New Hampshire State Flag NH

The 9th state, admitted 1788

Although the general design used on New Hampshiress flag had been in use since 1784, it became official in 1909, with slight changes made in 1931.  The New Hampshire state seal is the focus of this flag, depicting an optimistic rising sun behind the Raleigh, which was a ship built for use in the Revolutionary War.  The seal is surrounded by a laurel wreath. The wreath is an ancient symbol of fame, honor, and victory.  The nine stars within the wreath show that New Hampshire was the ninth state to join the Union.  The water stands for the harbor of Portsmouth, and in the lower left corner is granite, a strong and sturdy rock, representing the New Hampshire/s rugged landscape and the sturdy character of the people.  New Hampshire’s nickname is the Granite State. New Hampshire State Flag Adopted:  1909

The changes to the state seal made in 1931 created a problem for flag makers at the time, How do we put another color into the flag.  Flag making was screened at the time and adding another color, silver, was difficult.  Some manufactures left in out completely disregarding the change but others added the extra step.  Today, manufactures use a dying process that allows them to recreate the state flag of New Hampshire accurately.

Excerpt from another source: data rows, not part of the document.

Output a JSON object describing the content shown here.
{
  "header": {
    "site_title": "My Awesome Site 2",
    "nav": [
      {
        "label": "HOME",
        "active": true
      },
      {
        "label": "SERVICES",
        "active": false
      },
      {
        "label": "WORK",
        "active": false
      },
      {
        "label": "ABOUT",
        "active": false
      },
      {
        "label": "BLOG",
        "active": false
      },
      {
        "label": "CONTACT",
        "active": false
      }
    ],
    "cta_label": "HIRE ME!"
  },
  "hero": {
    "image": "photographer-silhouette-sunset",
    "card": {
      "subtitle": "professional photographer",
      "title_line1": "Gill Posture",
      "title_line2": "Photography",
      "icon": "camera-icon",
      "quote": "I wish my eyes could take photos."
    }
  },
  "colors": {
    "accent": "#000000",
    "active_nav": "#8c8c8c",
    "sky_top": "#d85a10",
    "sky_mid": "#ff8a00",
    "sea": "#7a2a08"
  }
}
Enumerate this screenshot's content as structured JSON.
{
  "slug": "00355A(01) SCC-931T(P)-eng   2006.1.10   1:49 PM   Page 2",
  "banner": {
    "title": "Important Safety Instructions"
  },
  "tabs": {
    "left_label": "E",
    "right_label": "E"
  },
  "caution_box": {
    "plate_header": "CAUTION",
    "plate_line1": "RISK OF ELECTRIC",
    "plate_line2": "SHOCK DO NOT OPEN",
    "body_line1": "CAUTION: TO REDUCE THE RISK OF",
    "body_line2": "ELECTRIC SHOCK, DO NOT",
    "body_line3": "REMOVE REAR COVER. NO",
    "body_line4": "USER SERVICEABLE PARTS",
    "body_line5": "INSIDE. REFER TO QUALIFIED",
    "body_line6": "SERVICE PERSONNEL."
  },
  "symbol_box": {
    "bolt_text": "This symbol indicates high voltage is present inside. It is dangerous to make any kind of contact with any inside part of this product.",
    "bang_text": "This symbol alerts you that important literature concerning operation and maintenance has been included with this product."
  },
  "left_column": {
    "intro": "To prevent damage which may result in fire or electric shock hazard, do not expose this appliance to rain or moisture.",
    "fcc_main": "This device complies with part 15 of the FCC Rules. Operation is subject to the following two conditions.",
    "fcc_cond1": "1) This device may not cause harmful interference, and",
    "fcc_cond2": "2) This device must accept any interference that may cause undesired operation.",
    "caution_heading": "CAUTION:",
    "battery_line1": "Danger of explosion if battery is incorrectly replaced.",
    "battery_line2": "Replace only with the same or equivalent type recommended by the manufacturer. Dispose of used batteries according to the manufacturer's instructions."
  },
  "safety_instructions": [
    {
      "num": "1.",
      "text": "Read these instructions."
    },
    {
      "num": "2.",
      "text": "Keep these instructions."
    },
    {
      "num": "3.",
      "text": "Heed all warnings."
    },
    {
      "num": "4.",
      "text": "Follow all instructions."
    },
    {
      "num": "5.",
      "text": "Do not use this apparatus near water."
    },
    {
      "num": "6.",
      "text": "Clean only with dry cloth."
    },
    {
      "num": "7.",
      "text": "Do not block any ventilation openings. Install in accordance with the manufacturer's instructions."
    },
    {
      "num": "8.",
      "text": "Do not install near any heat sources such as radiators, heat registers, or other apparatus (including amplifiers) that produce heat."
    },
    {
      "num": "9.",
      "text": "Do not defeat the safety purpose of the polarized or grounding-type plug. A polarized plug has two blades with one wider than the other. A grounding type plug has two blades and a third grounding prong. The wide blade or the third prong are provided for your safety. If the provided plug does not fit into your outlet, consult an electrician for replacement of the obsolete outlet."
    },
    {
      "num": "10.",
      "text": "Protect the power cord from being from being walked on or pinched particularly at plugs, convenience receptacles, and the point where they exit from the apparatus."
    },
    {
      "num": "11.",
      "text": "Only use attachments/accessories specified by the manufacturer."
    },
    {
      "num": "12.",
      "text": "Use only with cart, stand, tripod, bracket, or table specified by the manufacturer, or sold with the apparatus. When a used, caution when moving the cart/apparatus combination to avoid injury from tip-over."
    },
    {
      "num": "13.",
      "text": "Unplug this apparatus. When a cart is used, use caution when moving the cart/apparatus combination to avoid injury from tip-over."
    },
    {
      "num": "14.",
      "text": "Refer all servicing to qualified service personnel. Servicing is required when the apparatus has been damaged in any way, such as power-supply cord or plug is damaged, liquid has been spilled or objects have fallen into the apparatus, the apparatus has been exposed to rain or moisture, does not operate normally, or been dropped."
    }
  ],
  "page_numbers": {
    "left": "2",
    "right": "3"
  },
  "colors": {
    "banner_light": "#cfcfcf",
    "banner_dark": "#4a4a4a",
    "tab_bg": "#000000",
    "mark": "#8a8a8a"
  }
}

The present day flag with the granite boulder can be purchased at quality full service flag stores like Flag-works over America in Concord NH.  The flags range in size from 4”x6” to 10’X15’ however the most common size in the 3’x5’, perfect for flying at home or your business.  New Hampshire flags can be supplied in either heavy duty nylon or 2 ply woven polyester.  Both can withstand the harsh New England weather that NH has to offer.

 
 
 

» recent comments

» archives

» meta